Where: Room 1005, Roger A. and Helen B. Krone Engineered Biosystems Building (EBB), 950 Atlantic Dr NW, Atlanta, GA 30332

Light refreshments will be served before the lecture.

 Abstract

Simulations of virtual materials in movie special effects, as well as virtual surgery, require some applications of scientific computing for solid and fluid mechanics problems. Both movie special effects and virtual surgery demand physically realistic dynamics for things like water, smoke, fire, and soft tissues. For these, new algorithms are required. Joseph M. Teran will discuss the simulation techniques required and will share some recent results, such as:

  • simulated surgical repair of biomechanical soft tissues
  • extreme deformation of elastic objects with contact
  • high-resolution incompressible flow
  • clothing and hair dynamics

He will discuss the algorithm used to simulate the dynamics in the Disney animated film “Frozen.”

ABOUT THE SPEAKER

Nicholas Hud has devoted much of his research to elucidating the fundamental principles of RNA and DNA assembly. His lab examines how the physical properties of nucleic acids govern biological functions in contemporary life and how these same properties provide clues to the origin and early evolution of life.

ABOUT FRONTIERS IN SCIENCE LECTURES

Joseph M. Teran is a professor of applied mathematics at the University of California, Los Angeles. His research focus is numerical methods for partial differential equations arising in classical physics, including

  • computational solids and fluids
  • multi-material interactions
  • fracture dynamics
  • computational biomechanics

Exciting applications of his work arise in virtual surgery and movie special effects for Walt Disney Animation.

Teran received a 2011 Presidential Early Career Award for Scientists and Engineers from the National Science Foundation and a 2010 Young Investigator Award from the Office of Naval Research. In 2008, Discover Magazine named Teran one of the 50 “Best Brains in Science.” 

About Frontiers in Science Lectures

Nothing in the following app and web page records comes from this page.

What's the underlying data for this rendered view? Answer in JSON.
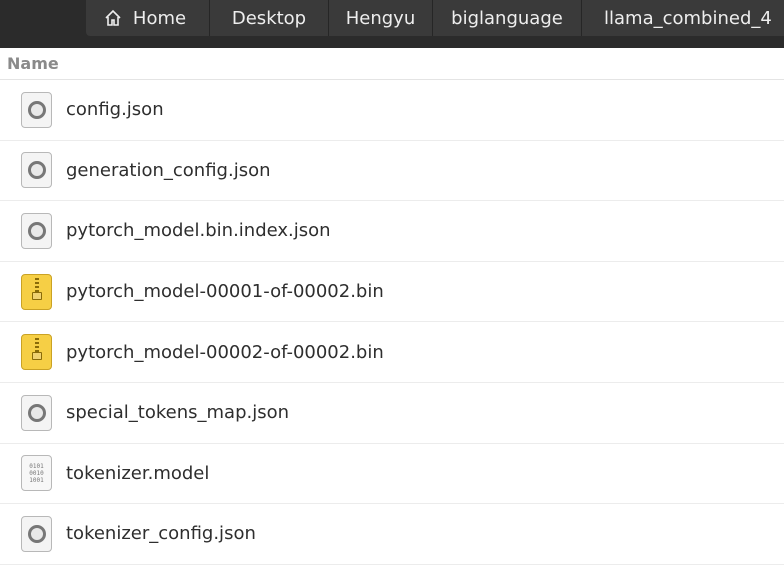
{
  "breadcrumb": {
    "items": [
      {
        "label": "Home",
        "icon": "home-icon"
      },
      {
        "label": "Desktop"
      },
      {
        "label": "Hengyu"
      },
      {
        "label": "biglanguage"
      },
      {
        "label": "llama_combined_4"
      }
    ]
  },
  "list": {
    "column_name": "Name",
    "files": [
      {
        "name": "config.json",
        "icon": "json-file-icon"
      },
      {
        "name": "generation_config.json",
        "icon": "json-file-icon"
      },
      {
        "name": "pytorch_model.bin.index.json",
        "icon": "json-file-icon"
      },
      {
        "name": "pytorch_model-00001-of-00002.bin",
        "icon": "archive-file-icon"
      },
      {
        "name": "pytorch_model-00002-of-00002.bin",
        "icon": "archive-file-icon"
      },
      {
        "name": "special_tokens_map.json",
        "icon": "json-file-icon"
      },
      {
        "name": "tokenizer.model",
        "icon": "binary-file-icon"
      },
      {
        "name": "tokenizer_config.json",
        "icon": "json-file-icon"
      }
    ],
    "binary_icon_text": [
      "0101",
      "0010",
      "1001"
    ]
  },
  "colors": {
    "topbar": "#2b2b2b",
    "crumb_bg": "#3a3a3a",
    "archive_icon": "#f6cf45"
  }
}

Lectures in this series are intended to inform, engage, and inspire students, faculty, staff, and the public on developments, breakthroughs, and topics of general interest in the sciences and mathematics. Lecturers tailor their talks for nonexpert audiences.

Darwin’s Warm Little Pond: Searching for the Chemical Origins of Life

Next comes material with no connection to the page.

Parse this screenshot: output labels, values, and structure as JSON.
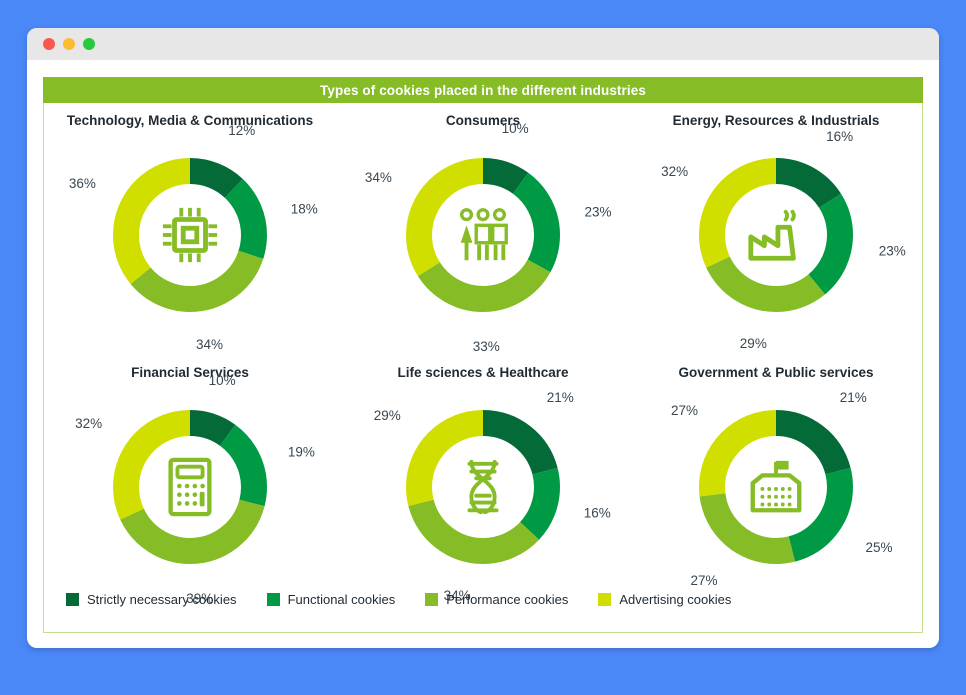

Speaker: Nicholas Hud, Director, Center for Chemical Evolution, Regents Professor, School of Chemistry and Biochemistry
Georgia Institute of Technology
When: Apr. 20, 2017, 7:30 pm
Where: Clary Theater, Bill Moore Student Success Center, 225 North Ave. NW, Atlanta, GA 30332

 

Abstract

Charles Darwin once speculated that biological molecules might spontaneously form in a “warm little pond.” Then he concluded that it was “mere rubbish” to think about the origin of life during his time.

Now, 150 years later, tremendous advances In biology and chemistry have made it possible to explore—using model reactions and genomic data—the chemical origins and early evolution of life.

This combination of bottom-up (chemical) and top-down (biological) approaches to uncovering the origins of life is helping to write the “missing first chapter” of Darwin’s book, On the Origin of Species.

ABOUT THE SPEAKER

Nicholas Hud has devoted much of his research to elucidating the fundamental principles of RNA and DNA assembly. His lab examines how the physical properties of nucleic acids govern biological functions in contemporary life and how these same properties provide clues to the origin and early evolution of life.

ABOUT FRONTIERS IN SCIENCE LECTURES

Lectures in this series are intended to inform, engage, and inspire students, faculty, staff, and the public on developments, breakthroughs, and topics of general interest in the sciences and mathematics. Lecturers tailor their talks for nonexpert audiences.

Light refreshments will be served.

Parking is available in the Visitors Lot on the south side of North Avenue, across Tech Tower.